Which is kind of funny because, you know, most autoloading pistols don't have any screws (except the ones holding the grips on). Yet it persists.

Weird.

11 comments:

Matt G said...

I almost chimed in: "Like the [venerable] 1911." But in fact, the magazine release on the 1911 uses a screw. Stupid FLGR's on many 1911's nowadays do. (Bah! Spit.) Screw-on sights are common.

Funny-- with all the screws on the average revolver, you'd think that they would be considered as complicated as an established auto gun.

Anonymous said...

Well, then, it must be. . .
ubiquitous

The gun industry should ban these cliches for a period not less than 3 years. Think of the paper we'd save.
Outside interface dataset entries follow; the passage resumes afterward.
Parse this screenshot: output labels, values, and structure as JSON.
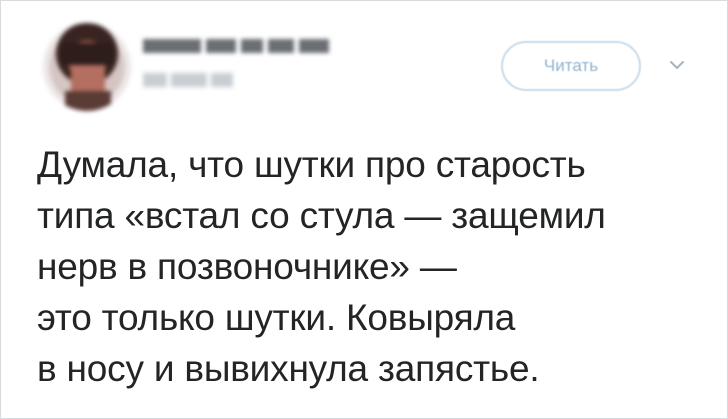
{
  "header": {
    "follow_label": "Читать",
    "avatar_icon": "avatar-blurred",
    "menu_icon": "chevron-down-icon"
  },
  "tweet": {
    "lines": [
      "Думала, что шутки про старость",
      "типа «встал со стула — защемил",
      "нерв в позвоночнике» —",
      "это только шутки. Ковыряла",
      "в носу и вывихнула запястье."
    ]
  },
  "colors": {
    "text": "#222426",
    "border": "#d7dbde",
    "follow_text": "#8fb3cf",
    "follow_border": "#c9dbe9"
  }
}
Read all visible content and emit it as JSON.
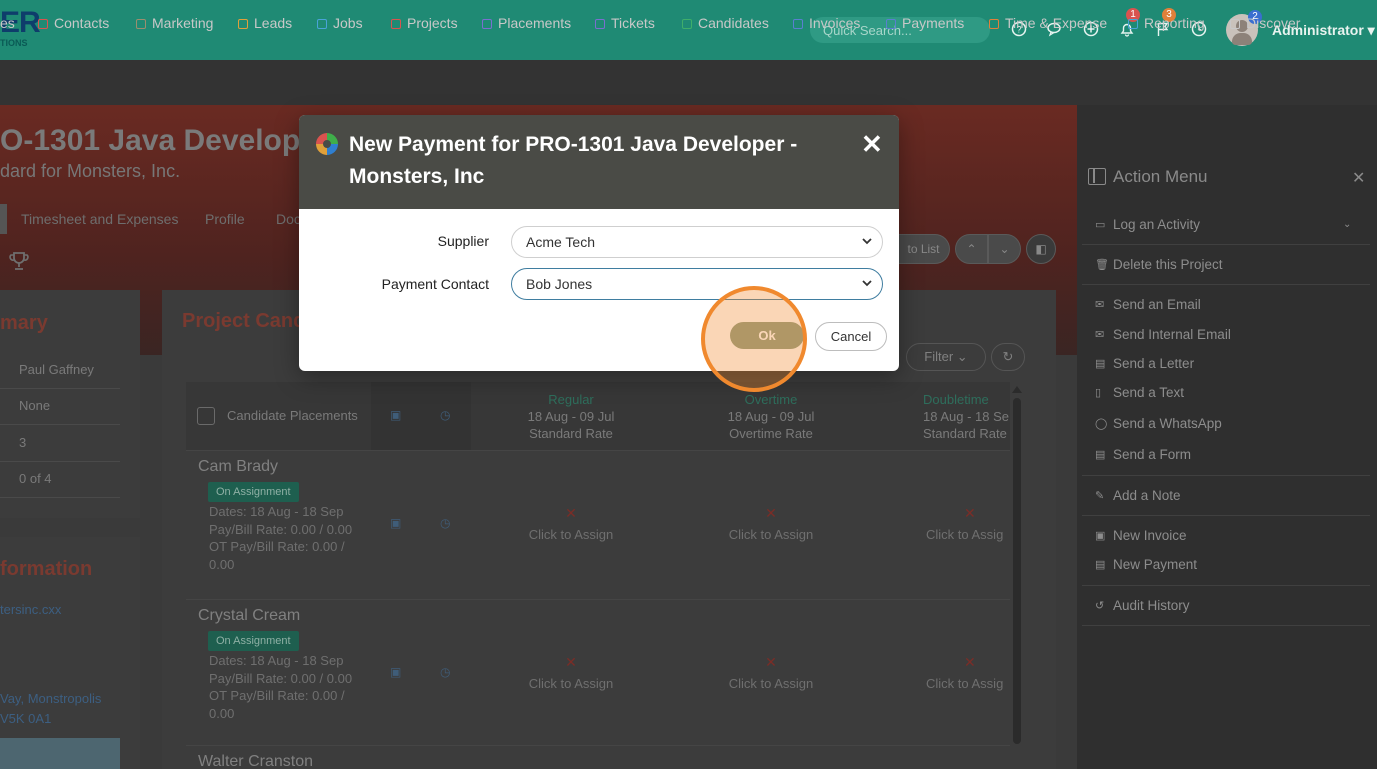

Tam said...

"But in fact, the magazine release on the 1911 uses a screw."

Ah, but that's not really a screw, just a bayonet-type catch with a slotted head.
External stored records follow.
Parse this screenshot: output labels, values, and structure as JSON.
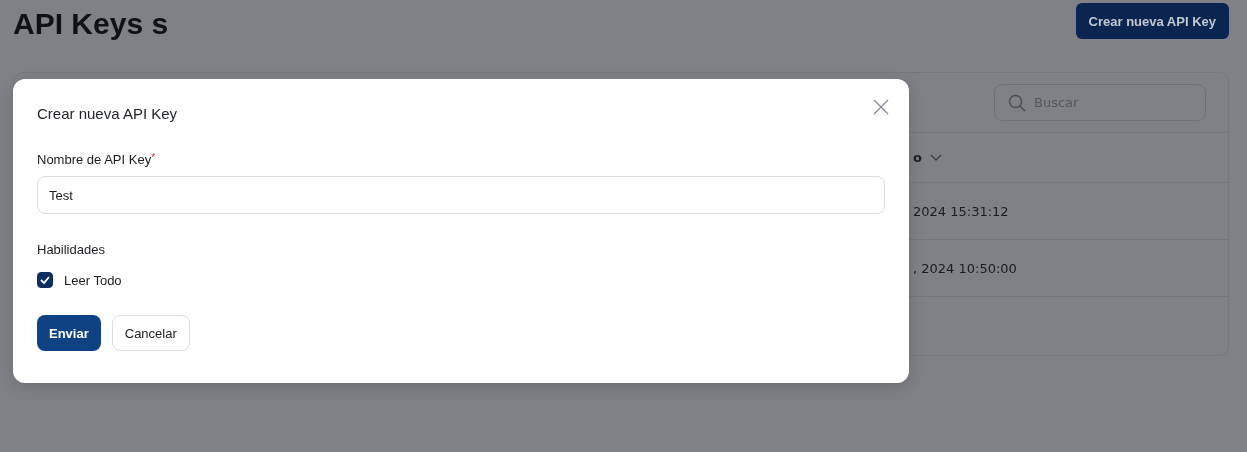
{
  "page": {
    "title": "API Keys s",
    "create_button": "Crear nueva API Key"
  },
  "table": {
    "search": {
      "placeholder": "Buscar"
    },
    "column_1": "o",
    "rows": [
      {
        "column_1": "2024 15:31:12"
      },
      {
        "column_1": ", 2024 10:50:00"
      }
    ]
  },
  "modal": {
    "title": "Crear nueva API Key",
    "name_label": "Nombre de API Key",
    "required_mark": "*",
    "name_value": "Test",
    "abilities_label": "Habilidades",
    "abilities": [
      {
        "label": "Leer Todo",
        "checked": true
      }
    ],
    "buttons": [
      {
        "label": "Enviar",
        "kind": "primary"
      },
      {
        "label": "Cancelar",
        "kind": "secondary"
      }
    ]
  }
}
Less said...

Stock Glocks don't have any screws - apart from the screwed up crappy plastic sights...

pdb said...

I always thought it was more interesting that the Webley autoloader made use of nothing but leaf springs, no coil springs.

og said...

i remember a do-over on a broomhandle that included careful stoning and garnet blasting of the frame recesses, an ivory gripset, and some sweet bluing. i wish i could find that article again.

Tam said...

PDB,

"I always thought it was more interesting that the Webley autoloader made use of nothing but leaf springs, no coil springs."

Do NOT run the slide on the Webley with the grip panels off. Srsly.

kbarrett said...

My broomhandle was a chinese copy ... so it really did go together like a chinese puzzle.

Jeff the Baptist said...

It's not put together like a chinese puzzle, it's put together like a fiendish Teutonic watchmaker's last act of vengeance upon his uncaring nation.

My brother and I shot my 1911 and his broomhandle side by side a few years back. When went to clean them we figured out why the US beat the Germans in both World Wars. My brother ended up taking his gun home in a bag because he had to consult the internet before he could reassemble the darn thing.

mcthag said...

After popping the side plate of my spiffy new S&W 640-3 with the hammer lock thingy, I no longer consider the C.96 overcomplicated.

AmericanMercenary said...

When the C96 was introduced there weren't a whole lot of other autoloaders around for comparison, so I'm guessing the "chinese puzzle" comparison just stuck.